MIAMI — Sunday morning, before the Celtics put their season on the line in Game 3 of the Eastern Conference finals, Jayson Tatum was asked why Boston has been so good away from home over the past two postseasons.
“We’ve had no other choice,” Tatum said. “It was either win, or the season was over with.”
Well, the Celtics didn’t win Game 3. And, as a result, they find themselves staring down an 0-3 series deficit — something 149 teams before them have failed to overcome.
After the Miami Heat obliterated the Celtics on Sunday night, leading by as many as 22 points in the first half and 33 in the game en route to a 128-102 victory, Tatum and the Celtics will have to summon something truly magical to turn this series around and prevent the eighth-seeded Heat from advancing.
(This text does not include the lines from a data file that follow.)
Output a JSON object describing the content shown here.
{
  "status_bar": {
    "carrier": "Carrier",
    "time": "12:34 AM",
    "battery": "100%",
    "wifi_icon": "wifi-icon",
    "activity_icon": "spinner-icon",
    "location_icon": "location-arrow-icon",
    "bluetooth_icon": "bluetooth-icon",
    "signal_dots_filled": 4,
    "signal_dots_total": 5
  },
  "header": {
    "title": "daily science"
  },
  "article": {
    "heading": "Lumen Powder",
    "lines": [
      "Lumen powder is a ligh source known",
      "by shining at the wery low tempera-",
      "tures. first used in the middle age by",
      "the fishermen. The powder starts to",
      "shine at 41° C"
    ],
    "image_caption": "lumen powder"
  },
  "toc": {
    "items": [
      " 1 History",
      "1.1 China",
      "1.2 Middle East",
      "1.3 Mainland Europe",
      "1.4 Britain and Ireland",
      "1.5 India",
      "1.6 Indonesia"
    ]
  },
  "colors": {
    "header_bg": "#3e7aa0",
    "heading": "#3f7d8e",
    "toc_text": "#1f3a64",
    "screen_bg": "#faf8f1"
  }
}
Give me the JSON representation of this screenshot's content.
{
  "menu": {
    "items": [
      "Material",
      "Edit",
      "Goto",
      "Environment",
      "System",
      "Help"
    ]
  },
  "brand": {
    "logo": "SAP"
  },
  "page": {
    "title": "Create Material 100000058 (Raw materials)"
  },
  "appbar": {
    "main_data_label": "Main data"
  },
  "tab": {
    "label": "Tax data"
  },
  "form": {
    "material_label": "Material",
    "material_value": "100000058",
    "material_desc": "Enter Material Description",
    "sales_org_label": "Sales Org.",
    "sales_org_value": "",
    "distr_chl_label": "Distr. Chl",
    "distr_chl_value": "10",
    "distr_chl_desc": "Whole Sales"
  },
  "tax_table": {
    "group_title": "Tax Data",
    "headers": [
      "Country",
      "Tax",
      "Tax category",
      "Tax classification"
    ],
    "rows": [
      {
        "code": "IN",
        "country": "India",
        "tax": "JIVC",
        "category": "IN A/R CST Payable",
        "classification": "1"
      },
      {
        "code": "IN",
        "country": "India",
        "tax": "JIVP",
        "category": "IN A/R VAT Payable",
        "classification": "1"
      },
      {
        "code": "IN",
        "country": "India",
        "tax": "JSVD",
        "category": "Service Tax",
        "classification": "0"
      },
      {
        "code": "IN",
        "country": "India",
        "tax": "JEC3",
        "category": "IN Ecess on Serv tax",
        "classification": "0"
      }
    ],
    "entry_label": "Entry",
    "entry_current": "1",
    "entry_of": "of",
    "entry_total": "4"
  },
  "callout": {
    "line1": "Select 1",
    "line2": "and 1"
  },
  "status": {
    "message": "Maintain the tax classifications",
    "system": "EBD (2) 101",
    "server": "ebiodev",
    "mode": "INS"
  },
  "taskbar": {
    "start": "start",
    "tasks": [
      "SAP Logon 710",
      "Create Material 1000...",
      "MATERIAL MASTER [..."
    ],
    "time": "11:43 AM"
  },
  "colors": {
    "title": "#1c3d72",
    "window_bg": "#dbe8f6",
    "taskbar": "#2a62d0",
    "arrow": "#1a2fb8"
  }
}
“I don’t even know where to start,” Jaylen Brown said. “We can point fingers. But, in reality, it’s just embarrassing.”
Celtics coach Joe Mazzulla pointed fingers at one person: himself. In virtually every answer he gave, Mazzulla said some variation of the same thing: the loss was on him for his failure to have Boston ready for the biggest game of its season.
“I just didn’t have them ready to play,” Mazzulla said. “I have to get them in a better place to be ready to play, and that’s on me.”
Later, Mazzulla was asked whether Boston’s defensive identity has been lost during these playoffs, as the Celtics went from being second in the league in defensive rating during the regular season to 10th in the playoffs, allowing 3 more points per 100 possessions in the postseason.
“Yeah, I think some of that defensive identity has been lost,” Mazzulla said, “and we have to get that back.”
Mazzulla’s players defended him, with Brown saying it was a “collective effort,” and Al Horford adding, “That falls on each player. We know what we have to do. We knew the magnitude of this game.”
However the blame is assigned, what was impossible to argue was Boston laid an egg. The Celtics entered Sunday night 12-6 away from TD Garden over the past two postseasons — far better than the 10-11 mark they’ve posted at home over the same span.
“I don’t even know where to start. We can point fingers. But, in reality, it’s just embarrassing.”
But like in Game 2, when Boston snapped what had been a streak of 16 consecutive wins for the home team in Game 2 after losing Game 1 of a series, the Celtics’ history of road success didn’t follow them south, either.
Unlike Game 2, which Boston controlled for large stretches, it was Miami that dominated the run of play in Game 3. The Heat, sensing an opportunity to drive a stake through their opponent, closed the first quarter with a 16-6 run and never looked back, storming out to a lead of as many as 22 points in the second quarter.
Then, after Boston showed some life to get the deficit down to 15 at halftime, and got an and-1 bucket from Marcus Smart to open the second half and make it a 12-point game, Miami immediately responded with a 22-7 run to stretch the lead back to 27 points midway through the third and push the Celtics to the brink of elimination.
“Tonight was tough,” Tatum said. “From the beginning of the game, we were turning the ball over. We didn’t shoot the ball well, they shot extremely well.
“It felt like we never recovered.”
The Celtics entered this series as clear betting favorites to win an 18th championship after surviving a seven-game slugfest with their forever rivals, the Philadelphia 76ers, in the Eastern Conference semifinals. Now, just a week after Tatum scored 51 points and the Celtics hammered the 76ers at home to close out that series, Boston’s season is all but over after a systematic annihilation at the hands of the Heat, who advanced out of the play-in tournament.
“As tough as tonight was, we just got to try to move on,” Tatum said. “Prepare, get ready, practice, film and stuff for tomorrow. Obviously we’re in a tough position. But we’ve got to have some pride, bounce back and just be better come Tuesday.”
Virtually nothing went right. Boston has lived by the 3-point shot all season, but hasn’t made any in this series. After going 11-for-42 from deep in Game 3, the Celtics are now 31-for-106 (29.2%) from 3 in the series. Miami, on the other hand, shot 57% overall, 54% from 3 and is now shooting 44-for-92 (47.8%) for the series.
Mazzulla ditched Boston’s two-big starting lineup of Horford and Robert Williams in the second half of Game 2, going back to the small grouping featuring Derrick White that he preferred much of the season. Mazzulla stuck with it to start Game 3. It didn’t work, either.
A rough series continued for Brown, as he shot 6-for-17, had 12 points and was a game-worst minus-25. Brown is now 2-for-20 from 3-point range in the series. Tatum was hardly any better, going for 14 points on 6-for-18 shooting and was minus-23.
Neither was anyone else — which is why Mazzulla had four of his five starters on the bench for the entire fourth quarter, instead having them watch the ongoing celebration carried out by the white-clad crowd at Miami’s Kaseya Center.
“We’re not out yet,” Horford said. “It is 3-0. I know what it looks like.
“(But) we’re not out yet. We’re still kicking. One of four teams that are still kicking.”
Joe Mazzulla points finger at himself with Celtics down 3-0